(Records from a dataset)
+-------+
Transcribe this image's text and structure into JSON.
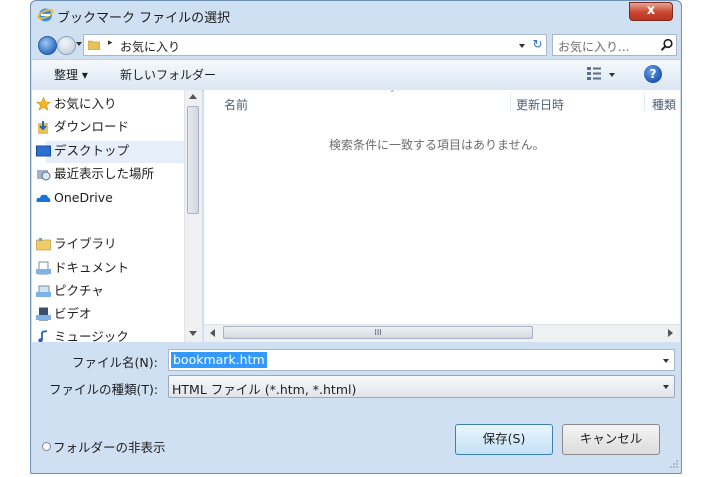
{
  "window": {
    "title": "ブックマーク ファイルの選択",
    "close_label": "x"
  },
  "address_bar": {
    "separator": "▸",
    "path": "お気に入り",
    "refresh_icon": "↻"
  },
  "search": {
    "placeholder": "お気に入り...",
    "icon": "search-icon"
  },
  "toolbar": {
    "organize_label": "整理 ▾",
    "new_folder_label": "新しいフォルダー",
    "help_label": "?"
  },
  "nav_pane": {
    "items": [
      {
        "label": "お気に入り",
        "icon": "star-icon"
      },
      {
        "label": "ダウンロード",
        "icon": "downloads-icon"
      },
      {
        "label": "デスクトップ",
        "icon": "desktop-icon",
        "selected": true
      },
      {
        "label": "最近表示した場所",
        "icon": "recent-places-icon"
      },
      {
        "label": "OneDrive",
        "icon": "onedrive-icon"
      },
      {
        "label": "ライブラリ",
        "icon": "libraries-icon"
      },
      {
        "label": "ドキュメント",
        "icon": "documents-icon"
      },
      {
        "label": "ピクチャ",
        "icon": "pictures-icon"
      },
      {
        "label": "ビデオ",
        "icon": "videos-icon"
      },
      {
        "label": "ミュージック",
        "icon": "music-icon"
      }
    ]
  },
  "file_list": {
    "columns": [
      "名前",
      "更新日時",
      "種類"
    ],
    "empty_message": "検索条件に一致する項目はありません。",
    "scroll_thumb_label": "III"
  },
  "form": {
    "filename_label": "ファイル名(N):",
    "filename_value": "bookmark.htm",
    "filetype_label": "ファイルの種類(T):",
    "filetype_value": "HTML ファイル (*.htm, *.html)"
  },
  "footer": {
    "hide_folders_label": "フォルダーの非表示",
    "save_label": "保存(S)",
    "cancel_label": "キャンセル"
  },
  "colors": {
    "frame": "#cfe0f2",
    "selection": "#3399ff",
    "close_button": "#c8462f"
  }
}
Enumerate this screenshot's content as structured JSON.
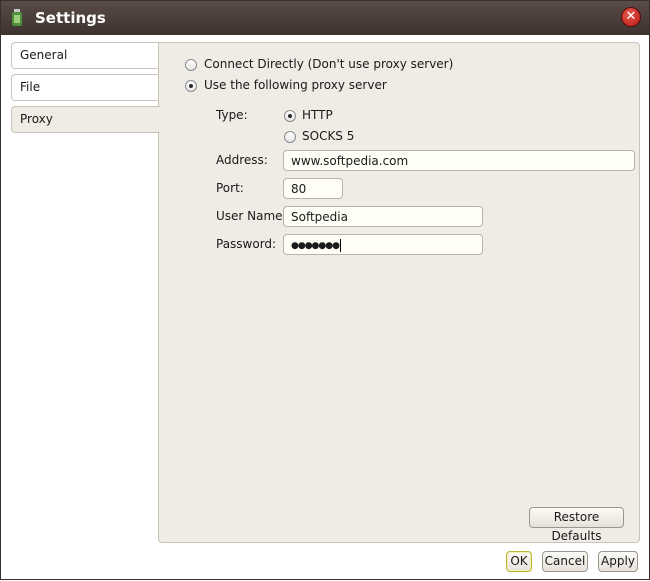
{
  "window": {
    "title": "Settings",
    "close_glyph": "✕"
  },
  "sidebar": {
    "items": [
      {
        "label": "General"
      },
      {
        "label": "File"
      },
      {
        "label": "Proxy"
      }
    ]
  },
  "proxy": {
    "connect_directly_label": "Connect Directly (Don't use proxy server)",
    "use_proxy_label": "Use the following proxy server",
    "mode": "use_proxy",
    "type_label": "Type:",
    "http_label": "HTTP",
    "socks_label": "SOCKS 5",
    "selected_type": "HTTP",
    "address_label": "Address:",
    "address_value": "www.softpedia.com",
    "port_label": "Port:",
    "port_value": "80",
    "username_label": "User Name:",
    "username_value": "Softpedia",
    "password_label": "Password:",
    "password_masked": "●●●●●●●"
  },
  "buttons": {
    "restore_defaults": "Restore Defaults",
    "ok": "OK",
    "cancel": "Cancel",
    "apply": "Apply"
  },
  "colors": {
    "titlebar": "#4a3e3a",
    "panel_bg": "#efebe5",
    "close_button": "#c9261c"
  }
}
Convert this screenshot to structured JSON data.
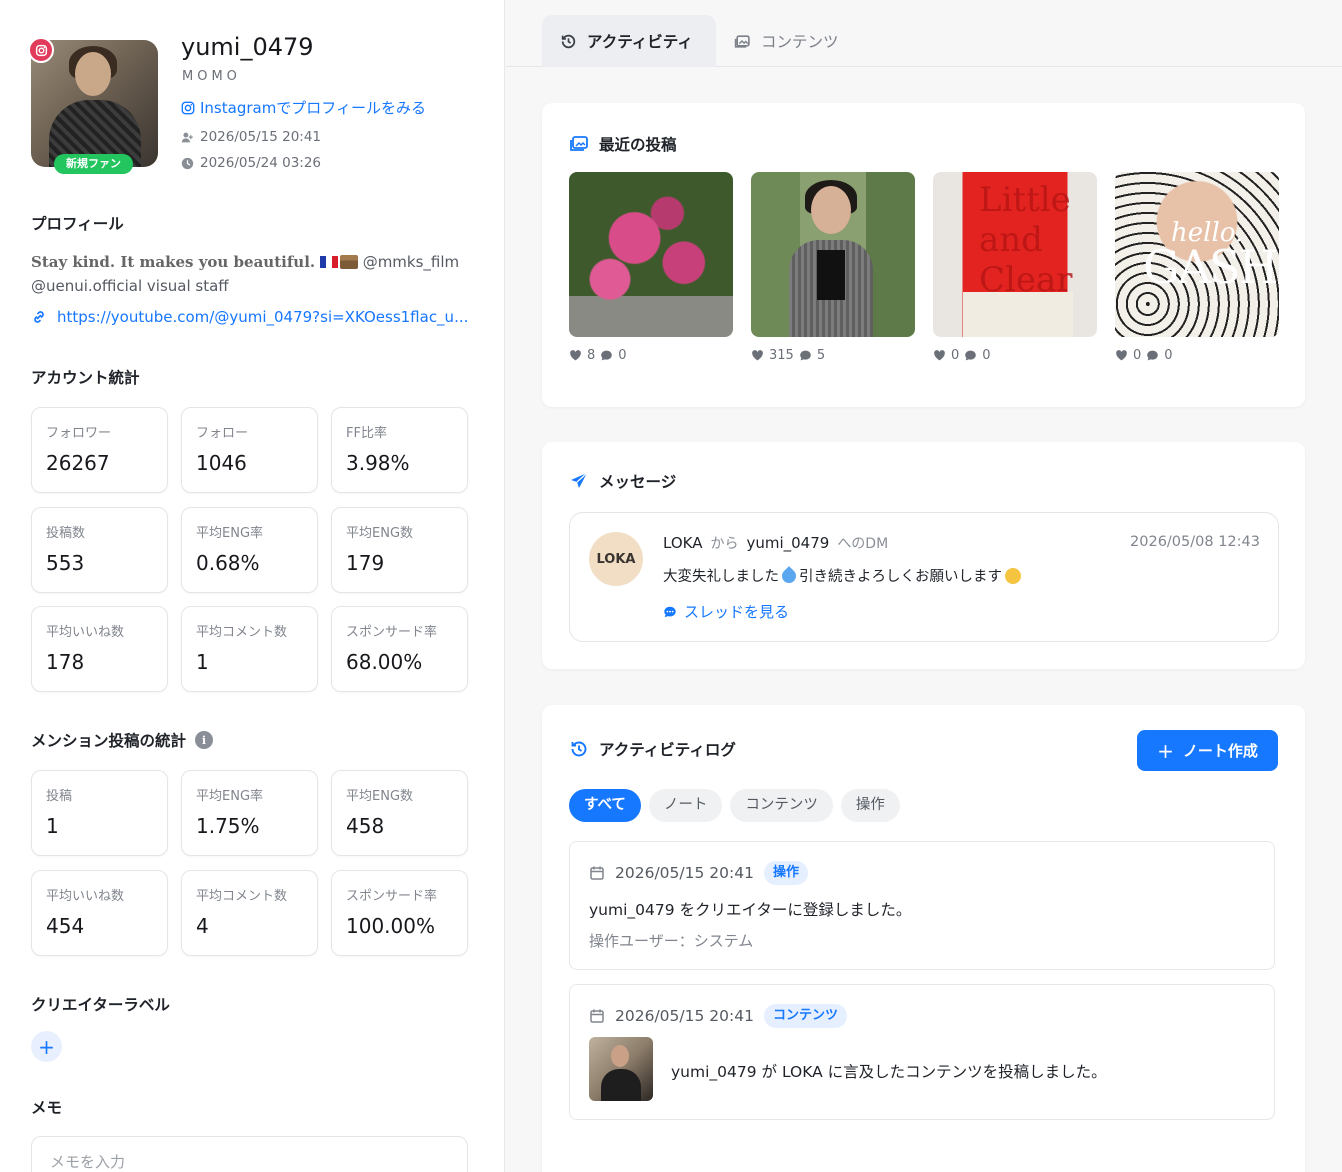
{
  "profile": {
    "username": "yumi_0479",
    "display_name": "MOMO",
    "ig_link_label": "Instagramでプロフィールをみる",
    "registered_at": "2026/05/15 20:41",
    "updated_at": "2026/05/24 03:26",
    "fan_badge": "新規ファン"
  },
  "bio": {
    "title": "プロフィール",
    "line1_text": "Stay kind. It makes you beautiful.",
    "line1_mention": "@mmks_film",
    "line2": "@uenui.official visual staff",
    "link": "https://youtube.com/@yumi_0479?si=XKOess1flac_u..."
  },
  "account_stats": {
    "title": "アカウント統計",
    "items": [
      {
        "label": "フォロワー",
        "value": "26267"
      },
      {
        "label": "フォロー",
        "value": "1046"
      },
      {
        "label": "FF比率",
        "value": "3.98%"
      },
      {
        "label": "投稿数",
        "value": "553"
      },
      {
        "label": "平均ENG率",
        "value": "0.68%"
      },
      {
        "label": "平均ENG数",
        "value": "179"
      },
      {
        "label": "平均いいね数",
        "value": "178"
      },
      {
        "label": "平均コメント数",
        "value": "1"
      },
      {
        "label": "スポンサード率",
        "value": "68.00%"
      }
    ]
  },
  "mention_stats": {
    "title": "メンション投稿の統計",
    "info_icon": "i",
    "items": [
      {
        "label": "投稿",
        "value": "1"
      },
      {
        "label": "平均ENG率",
        "value": "1.75%"
      },
      {
        "label": "平均ENG数",
        "value": "458"
      },
      {
        "label": "平均いいね数",
        "value": "454"
      },
      {
        "label": "平均コメント数",
        "value": "4"
      },
      {
        "label": "スポンサード率",
        "value": "100.00%"
      }
    ]
  },
  "creator_label": {
    "title": "クリエイターラベル",
    "add": "+"
  },
  "memo": {
    "title": "メモ",
    "placeholder": "メモを入力"
  },
  "tabs": {
    "activity": "アクティビティ",
    "content": "コンテンツ"
  },
  "recent_posts": {
    "title": "最近の投稿",
    "posts": [
      {
        "likes": "8",
        "comments": "0"
      },
      {
        "likes": "315",
        "comments": "5"
      },
      {
        "likes": "0",
        "comments": "0",
        "image_text": "Little and Clear"
      },
      {
        "likes": "0",
        "comments": "0",
        "image_text_1": "hello.",
        "image_text_2": "GASH"
      }
    ]
  },
  "messages": {
    "title": "メッセージ",
    "sender_avatar": "LOKA",
    "sender": "LOKA",
    "from_word": "から",
    "recipient": "yumi_0479",
    "dm_suffix": "へのDM",
    "date": "2026/05/08 12:43",
    "body_a": "大変失礼しました",
    "body_b": "引き続きよろしくお願いします",
    "thread_link": "スレッドを見る"
  },
  "activity_log": {
    "title": "アクティビティログ",
    "note_button": "ノート作成",
    "filters": [
      "すべて",
      "ノート",
      "コンテンツ",
      "操作"
    ],
    "entries": [
      {
        "date": "2026/05/15 20:41",
        "tag": "操作",
        "text": "yumi_0479 をクリエイターに登録しました。",
        "sub": "操作ユーザー：システム"
      },
      {
        "date": "2026/05/15 20:41",
        "tag": "コンテンツ",
        "text": "yumi_0479 が LOKA に言及したコンテンツを投稿しました。"
      }
    ]
  },
  "colors": {
    "accent": "#1677ff",
    "badge_green": "#22c55e",
    "ig_pink": "#e23a5a"
  }
}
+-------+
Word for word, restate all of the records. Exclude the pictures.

Solution for this exercise
Transcribe this image's text and structure into JSON.
{
  "window": {
    "title": "ブックマーク ファイルの選択",
    "close_label": "x"
  },
  "address_bar": {
    "separator": "▸",
    "path": "お気に入り",
    "refresh_icon": "↻"
  },
  "search": {
    "placeholder": "お気に入り...",
    "icon": "search-icon"
  },
  "toolbar": {
    "organize_label": "整理 ▾",
    "new_folder_label": "新しいフォルダー",
    "help_label": "?"
  },
  "nav_pane": {
    "items": [
      {
        "label": "お気に入り",
        "icon": "star-icon"
      },
      {
        "label": "ダウンロード",
        "icon": "downloads-icon"
      },
      {
        "label": "デスクトップ",
        "icon": "desktop-icon",
        "selected": true
      },
      {
        "label": "最近表示した場所",
        "icon": "recent-places-icon"
      },
      {
        "label": "OneDrive",
        "icon": "onedrive-icon"
      },
      {
        "label": "ライブラリ",
        "icon": "libraries-icon"
      },
      {
        "label": "ドキュメント",
        "icon": "documents-icon"
      },
      {
        "label": "ピクチャ",
        "icon": "pictures-icon"
      },
      {
        "label": "ビデオ",
        "icon": "videos-icon"
      },
      {
        "label": "ミュージック",
        "icon": "music-icon"
      }
    ]
  },
  "file_list": {
    "columns": [
      "名前",
      "更新日時",
      "種類"
    ],
    "empty_message": "検索条件に一致する項目はありません。",
    "scroll_thumb_label": "III"
  },
  "form": {
    "filename_label": "ファイル名(N):",
    "filename_value": "bookmark.htm",
    "filetype_label": "ファイルの種類(T):",
    "filetype_value": "HTML ファイル (*.htm, *.html)"
  },
  "footer": {
    "hide_folders_label": "フォルダーの非表示",
    "save_label": "保存(S)",
    "cancel_label": "キャンセル"
  },
  "colors": {
    "frame": "#cfe0f2",
    "selection": "#3399ff",
    "close_button": "#c8462f"
  }
}
Enumerate this screenshot's content as structured JSON.
{
  "window": {
    "title": "Settings",
    "close_glyph": "✕"
  },
  "sidebar": {
    "items": [
      {
        "label": "General"
      },
      {
        "label": "File"
      },
      {
        "label": "Proxy"
      }
    ]
  },
  "proxy": {
    "connect_directly_label": "Connect Directly (Don't use proxy server)",
    "use_proxy_label": "Use the following proxy server",
    "mode": "use_proxy",
    "type_label": "Type:",
    "http_label": "HTTP",
    "socks_label": "SOCKS 5",
    "selected_type": "HTTP",
    "address_label": "Address:",
    "address_value": "www.softpedia.com",
    "port_label": "Port:",
    "port_value": "80",
    "username_label": "User Name:",
    "username_value": "Softpedia",
    "password_label": "Password:",
    "password_masked": "●●●●●●●"
  },
  "buttons": {
    "restore_defaults": "Restore Defaults",
    "ok": "OK",
    "cancel": "Cancel",
    "apply": "Apply"
  },
  "colors": {
    "titlebar": "#4a3e3a",
    "panel_bg": "#efebe5",
    "close_button": "#c9261c"
  }
}
Convert this screenshot to structured JSON data.
{
  "profile": {
    "username": "yumi_0479",
    "display_name": "MOMO",
    "ig_link_label": "Instagramでプロフィールをみる",
    "registered_at": "2026/05/15 20:41",
    "updated_at": "2026/05/24 03:26",
    "fan_badge": "新規ファン"
  },
  "bio": {
    "title": "プロフィール",
    "line1_text": "Stay kind. It makes you beautiful.",
    "line1_mention": "@mmks_film",
    "line2": "@uenui.official visual staff",
    "link": "https://youtube.com/@yumi_0479?si=XKOess1flac_u..."
  },
  "account_stats": {
    "title": "アカウント統計",
    "items": [
      {
        "label": "フォロワー",
        "value": "26267"
      },
      {
        "label": "フォロー",
        "value": "1046"
      },
      {
        "label": "FF比率",
        "value": "3.98%"
      },
      {
        "label": "投稿数",
        "value": "553"
      },
      {
        "label": "平均ENG率",
        "value": "0.68%"
      },
      {
        "label": "平均ENG数",
        "value": "179"
      },
      {
        "label": "平均いいね数",
        "value": "178"
      },
      {
        "label": "平均コメント数",
        "value": "1"
      },
      {
        "label": "スポンサード率",
        "value": "68.00%"
      }
    ]
  },
  "mention_stats": {
    "title": "メンション投稿の統計",
    "info_icon": "i",
    "items": [
      {
        "label": "投稿",
        "value": "1"
      },
      {
        "label": "平均ENG率",
        "value": "1.75%"
      },
      {
        "label": "平均ENG数",
        "value": "458"
      },
      {
        "label": "平均いいね数",
        "value": "454"
      },
      {
        "label": "平均コメント数",
        "value": "4"
      },
      {
        "label": "スポンサード率",
        "value": "100.00%"
      }
    ]
  },
  "creator_label": {
    "title": "クリエイターラベル",
    "add": "+"
  },
  "memo": {
    "title": "メモ",
    "placeholder": "メモを入力"
  },
  "tabs": {
    "activity": "アクティビティ",
    "content": "コンテンツ"
  },
  "recent_posts": {
    "title": "最近の投稿",
    "posts": [
      {
        "likes": "8",
        "comments": "0"
      },
      {
        "likes": "315",
        "comments": "5"
      },
      {
        "likes": "0",
        "comments": "0",
        "image_text": "Little and Clear"
      },
      {
        "likes": "0",
        "comments": "0",
        "image_text_1": "hello.",
        "image_text_2": "GASH"
      }
    ]
  },
  "messages": {
    "title": "メッセージ",
    "sender_avatar": "LOKA",
    "sender": "LOKA",
    "from_word": "から",
    "recipient": "yumi_0479",
    "dm_suffix": "へのDM",
    "date": "2026/05/08 12:43",
    "body_a": "大変失礼しました",
    "body_b": "引き続きよろしくお願いします",
    "thread_link": "スレッドを見る"
  },
  "activity_log": {
    "title": "アクティビティログ",
    "note_button": "ノート作成",
    "filters": [
      "すべて",
      "ノート",
      "コンテンツ",
      "操作"
    ],
    "entries": [
      {
        "date": "2026/05/15 20:41",
        "tag": "操作",
        "text": "yumi_0479 をクリエイターに登録しました。",
        "sub": "操作ユーザー：システム"
      },
      {
        "date": "2026/05/15 20:41",
        "tag": "コンテンツ",
        "text": "yumi_0479 が LOKA に言及したコンテンツを投稿しました。"
      }
    ]
  },
  "colors": {
    "accent": "#1677ff",
    "badge_green": "#22c55e",
    "ig_pink": "#e23a5a"
  }
}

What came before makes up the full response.